Claire Headley joined at 16, married at 17 and was pregnant at 19. She said Sea Org supervisors threatened strenuous physical work and repeated interrogations if she didn't end her pregnancy. She, too, was back at work the next day.
Two years later she had a second abortion, this time while working for the church in Clearwater.
A St. Petersburg Times special investigation found their experiences were not unique. More than a dozen women said the culture in the Sea Org pushed them or women they knew to have abortions, in many cases, abortions they did not want.
Some said colleagues and supervisors pressured them to abort their pregnancies and remain productive workers without the distraction of raising children. Terminating a pregnancy and staying on the job affirmed one's commitment to the all-important work of saving the planet.

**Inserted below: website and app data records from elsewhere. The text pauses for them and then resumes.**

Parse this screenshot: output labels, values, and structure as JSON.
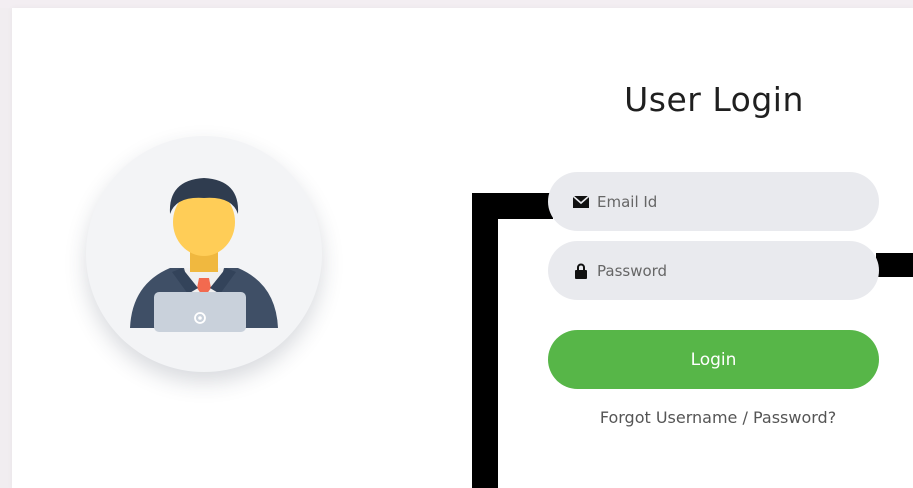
{
  "login": {
    "title": "User Login",
    "email_placeholder": "Email Id",
    "password_placeholder": "Password",
    "login_label": "Login",
    "forgot_link": "Forgot Username / Password?"
  },
  "icons": {
    "avatar": "user-avatar-icon",
    "email": "envelope-icon",
    "password": "lock-icon"
  },
  "colors": {
    "accent": "#57b648",
    "field_bg": "#e9eaee",
    "avatar_circle": "#f3f4f6"
  }
}
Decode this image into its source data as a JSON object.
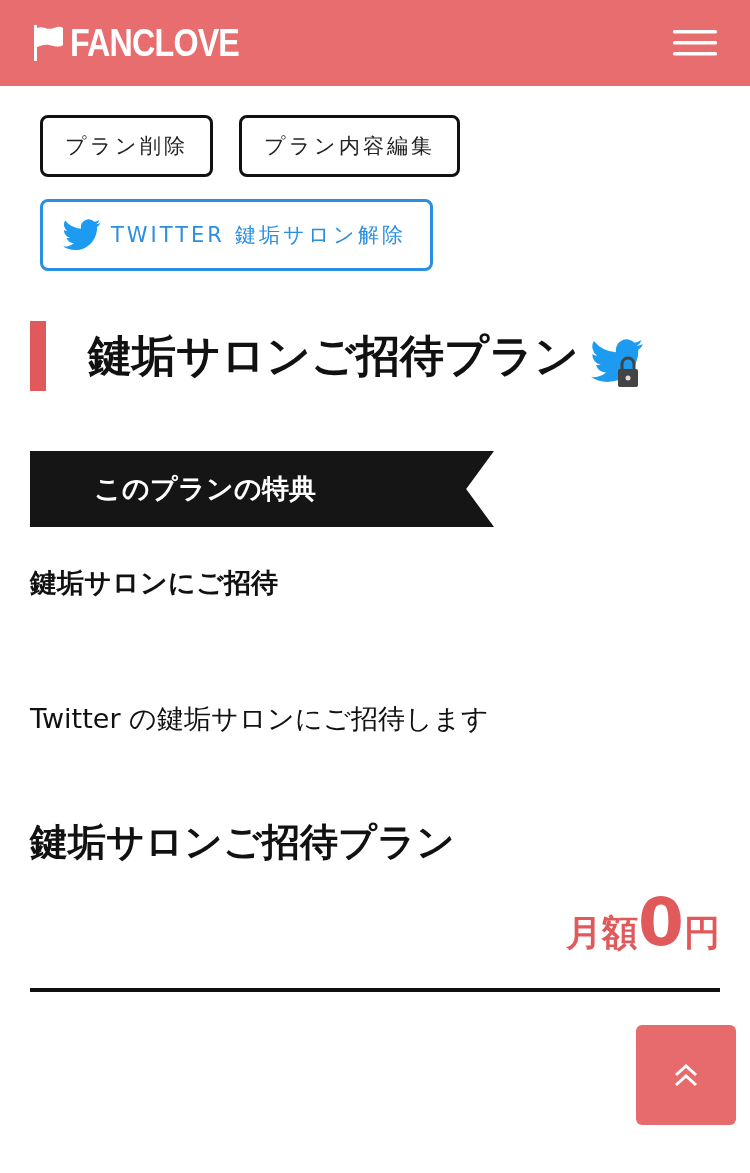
{
  "header": {
    "logo": "FANCLOVE"
  },
  "buttons": [
    {
      "label": "プラン削除",
      "kind": "plain"
    },
    {
      "label": "プラン内容編集",
      "kind": "plain"
    },
    {
      "label": "TWITTER 鍵垢サロン解除",
      "kind": "twitter"
    }
  ],
  "title": "鍵垢サロンご招待プラン",
  "benefit_ribbon": "このプランの特典",
  "benefit_heading": "鍵垢サロンにご招待",
  "description": "Twitter の鍵垢サロンにご招待します",
  "plan_name": "鍵垢サロンご招待プラン",
  "price": {
    "prefix": "月額",
    "amount": "0",
    "unit": "円"
  }
}
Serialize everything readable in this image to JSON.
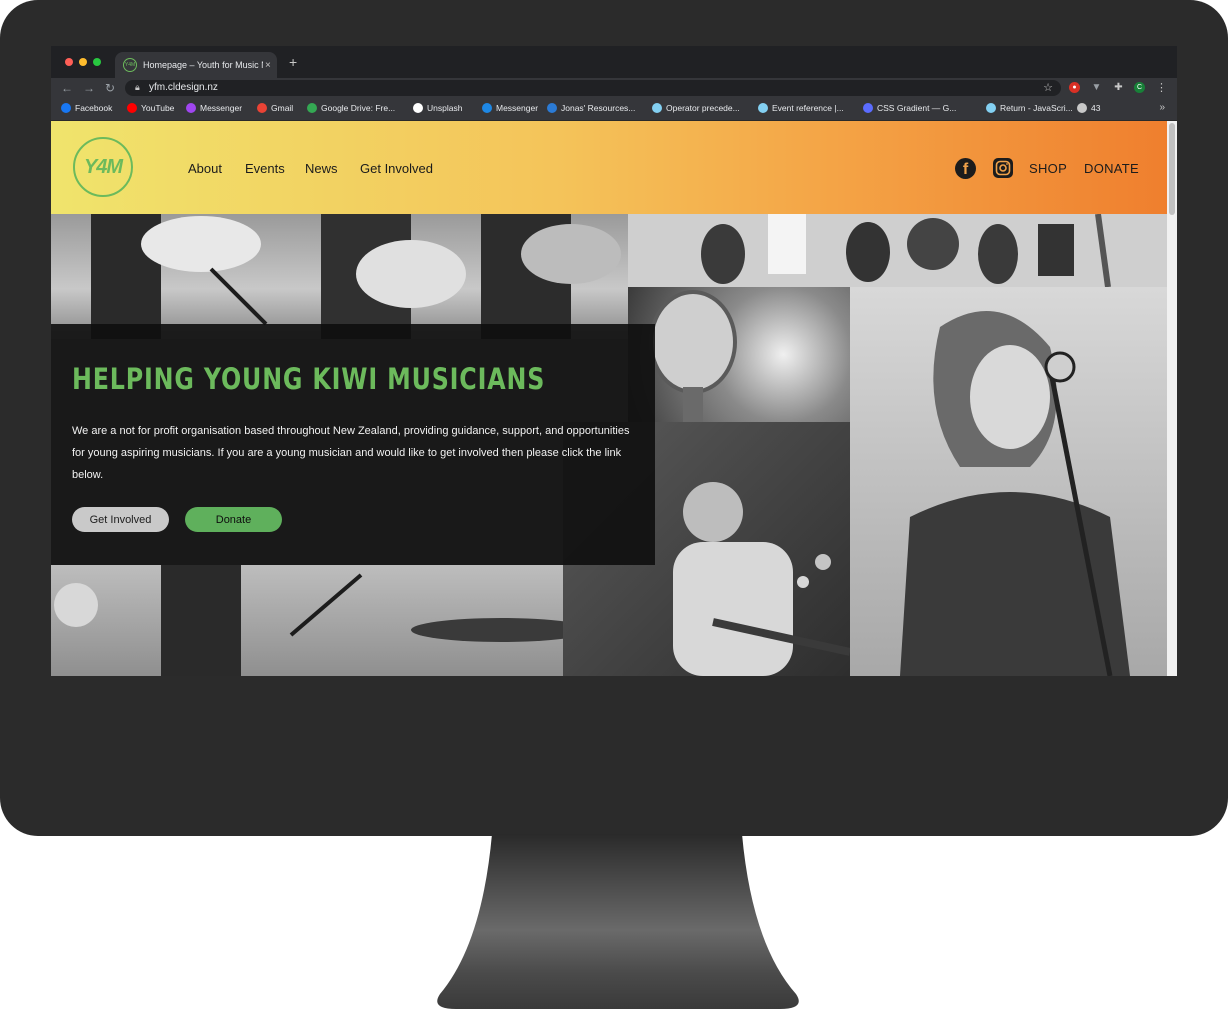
{
  "browser": {
    "tab_title": "Homepage – Youth for Music N",
    "tab_close": "×",
    "new_tab": "+",
    "url": "yfm.cldesign.nz",
    "nav": {
      "back": "←",
      "forward": "→",
      "reload": "↻"
    },
    "extension_count": "43",
    "profile_initial": "C",
    "bookmarks": [
      {
        "label": "Facebook",
        "icon": "facebook-icon",
        "color": "#1877f2"
      },
      {
        "label": "YouTube",
        "icon": "youtube-icon",
        "color": "#ff0000"
      },
      {
        "label": "Messenger",
        "icon": "messenger-icon",
        "color": "#a046f0"
      },
      {
        "label": "Gmail",
        "icon": "gmail-icon",
        "color": "#ea4335"
      },
      {
        "label": "Google Drive: Fre...",
        "icon": "drive-icon",
        "color": "#34a853"
      },
      {
        "label": "Unsplash",
        "icon": "unsplash-icon",
        "color": "#ffffff"
      },
      {
        "label": "Messenger",
        "icon": "messenger-icon",
        "color": "#1e88e5"
      },
      {
        "label": "Jonas' Resources...",
        "icon": "heart-icon",
        "color": "#2b7bd6"
      },
      {
        "label": "Operator precede...",
        "icon": "mdn-icon",
        "color": "#83d0f2"
      },
      {
        "label": "Event reference |...",
        "icon": "mdn-icon",
        "color": "#83d0f2"
      },
      {
        "label": "CSS Gradient — G...",
        "icon": "gradient-icon",
        "color": "#5b6cff"
      },
      {
        "label": "Return - JavaScri...",
        "icon": "mdn-icon",
        "color": "#83d0f2"
      },
      {
        "label": "43",
        "icon": "cube-icon",
        "color": "#c8c8c8"
      }
    ],
    "bookmarks_more": "»"
  },
  "site": {
    "logo_text": "Y4M",
    "nav": [
      "About",
      "Events",
      "News",
      "Get Involved"
    ],
    "shop": "SHOP",
    "donate": "DONATE",
    "hero": {
      "title": "HELPING YOUNG KIWI MUSICIANS",
      "text": "We are a not for profit organisation based throughout New Zealand, providing guidance, support, and opportunities for young aspiring musicians. If you are a young musician and would like to get involved then please click the link below.",
      "button_primary": "Get Involved",
      "button_secondary": "Donate"
    }
  },
  "colors": {
    "brand_green": "#6cba5c",
    "header_gradient_start": "#f0e46c",
    "header_gradient_end": "#ef7f2e",
    "monitor": "#2b2b2b"
  }
}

"You just have a way of thinking,'' said Sunny Pereira, who was 15 when she entered the order. ''It all has to do with the Sea Org and what we're trying to accomplish. Everything that is a distraction is scorned.''
According to those speaking out, women who didn't schedule abortions were shunned by fellow Sea Org members, called "degraded beings'' and taunted for being "out ethics,'' straying from the order's ethical code.
Some were isolated, assigned manual labor and interrogated until they agreed to abortions, said church defectors, including men whose wives got abortions.
The church denied all their accounts.
"There is no church policy to convince anyone to have an abortion, and the church has never engaged in such activity,'' said church spokesman Tommy Davis.
Sea Org members marry one another and take no vows of celibacy, as do members of other religious orders. And unlike many religions, Scientology takes no position for or against abortion.
"The decision to have a child or terminate a pregnancy is a personal decision made by a couple,'' Davis said. "That applies to all Scientologists.
"If any current or former Sea Org member ever 'pressured' someone to have an abortion, they did so independently and that action was not approved, endorsed or advocated by the church.''
But in sworn depositions obtained by the Times, Headley and Dieckman recount, conversation by conversation, how Sea Org members influenced them to end their pregnancies.
The depositions were taken in a federal lawsuit Headley filed against the church. She claims her abortions were forced and the church's restrictive working conditions constituted human trafficking. She has a January trial date. She has submitted to church lawyers a list of 36 current and former staffers she said had abortions while working for the Sea Org.
*Read the full account of the St. Petersburg Times report.